I have often been asked how I became interested in Blackfoot history.
I grew up in Waterton Lakes National Park in southwestern Alberta, Canada. From my youngest recollection I was aware of “The Old Indian Trail” as it was called. It was a trail that was said to have been used by “the Stoney Indians” to go into the mountains to cut lodge poles from forests of, logically named, Lodgepole Pine. The "Stoney Indian Trail" was more commonly known as the trail to South Kootenay Pass, as it is called today. When I was very young, in the 1950’s, I recall seeing a maze of lesser paths through the forest between Red Rock Canyon and Blakiston Falls. I often wonder if those weren’t a remnant of the route taken by, not Stoney Indians (though maybe…) but more frequently by Blackfoot and Kootenay indigenous peoples.

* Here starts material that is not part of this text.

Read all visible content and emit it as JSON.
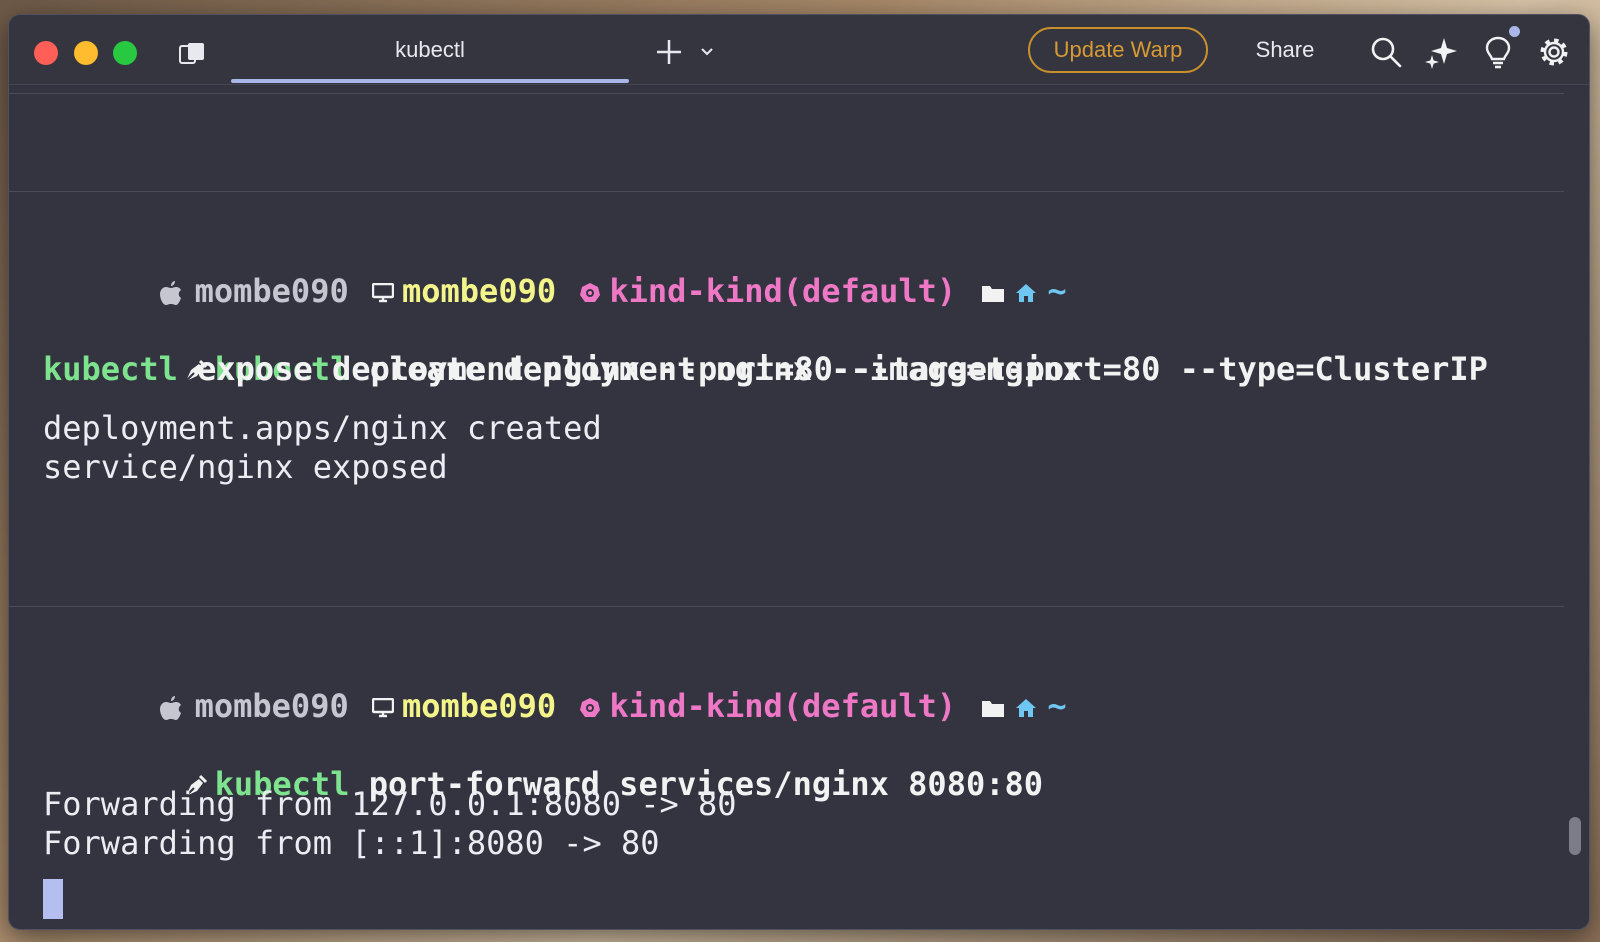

In the early 1990’s, I had occasion to be hiking on the other side of the Continental Divide, west of Waterton, in the Kishinena valley of British Columbia. There, while bushwhacking, not following any trail at all, I came upon what appeared to me to be an ancient trail. Almost completely overgrown, with lots of deadfall laying across it, it had the appearance of having been used in relatively recent times. Some of the deadfall had been cut. But the size and impression of the trail suggested to me that it was one that had been in use since before people had saws. I asked Eric Goble, whose family had been hunting, trapping, and prospecting in that area since the early 1900’s. He asked me to carefully describe where I had found the trail, and he confirmed to me that it was probably the “Old Indian Trail” that had been used by the Indigenous peoples since before the Europeans arrived.
That got my blood going! I went back to it again and again, just to stand on it and realize that Indigenous peoples had been using that trail for a very long time. How long? Well, as I began to research it, I ran across the many writings of Dr. Brian Reeves, Professor Emeritus at the University of Calgary, Department of Anthropology and Archaeology. I had known of “Barney” Reeves, as he was then known, as a young archeology student, digging up old “Indian sites” all over Waterton when I was a boy. Well, Barney was now Dr. Brian Reeves, and he is a world-renowned authority on Aboriginal history, particularly Blackfoot. As I read his research, I found out that the trail I had found had not been used for hundreds of years, as I had thought. No, it had been used for thousands of years! Ten thousand years, as a matter of fact. Knowing that, now when I stand on that trail, it takes my breath away!
The more I began to research the history of that particular trail, the more I learned. The more I learned, the more I realized how little I knew and how horribly wrong most of what I thought I knew actually was. For starters, I learned that “the Stoney Indian trail” was used not so much by the Stoneys as the Blackfoot and the Kootenay. The Kootenay called it “the buffalo cow trail” and used it to traverse the Continental Divide from their homeland in the East Kootenay region of what is now British Columbia to the plains of southwestern Alberta to hunt buffalo. The Blackfoot, I came to know, did not like anyone coming into their territory hunting their buffalo, so the Kootenay and the Blackfoot were frequently at war with one another. The Blackfoot called that same trail, “the Place Where the Kootenay go up", and they would use it to go and hunt Kootenay!
Fascinating! And, the more I learned about the Blackfoot and all their neighbours, the more interested I became. The more interested I became, the more I read. The more I read, the more I came to the realization that almost everything that I had ever learned about the Blackfoot—in school and growing up and in life was wrong. They were a magnificent, if primitive, people! Their culture was vibrant! Without the wheel and without anything but the most rudimentary technology, they had formed complex trading patterns and a rich culture. They had strong family and tribal bonds. They were a hardy and resilient people who had thrived for thousands of years in a hostile environment. Their stories are filled with interesting and noble characters. I was ashamed of what I had been led to believe about them and wanted others to know what I had learned. Never having seen myself as a writer, suddenly I was 150 pages into my first novel.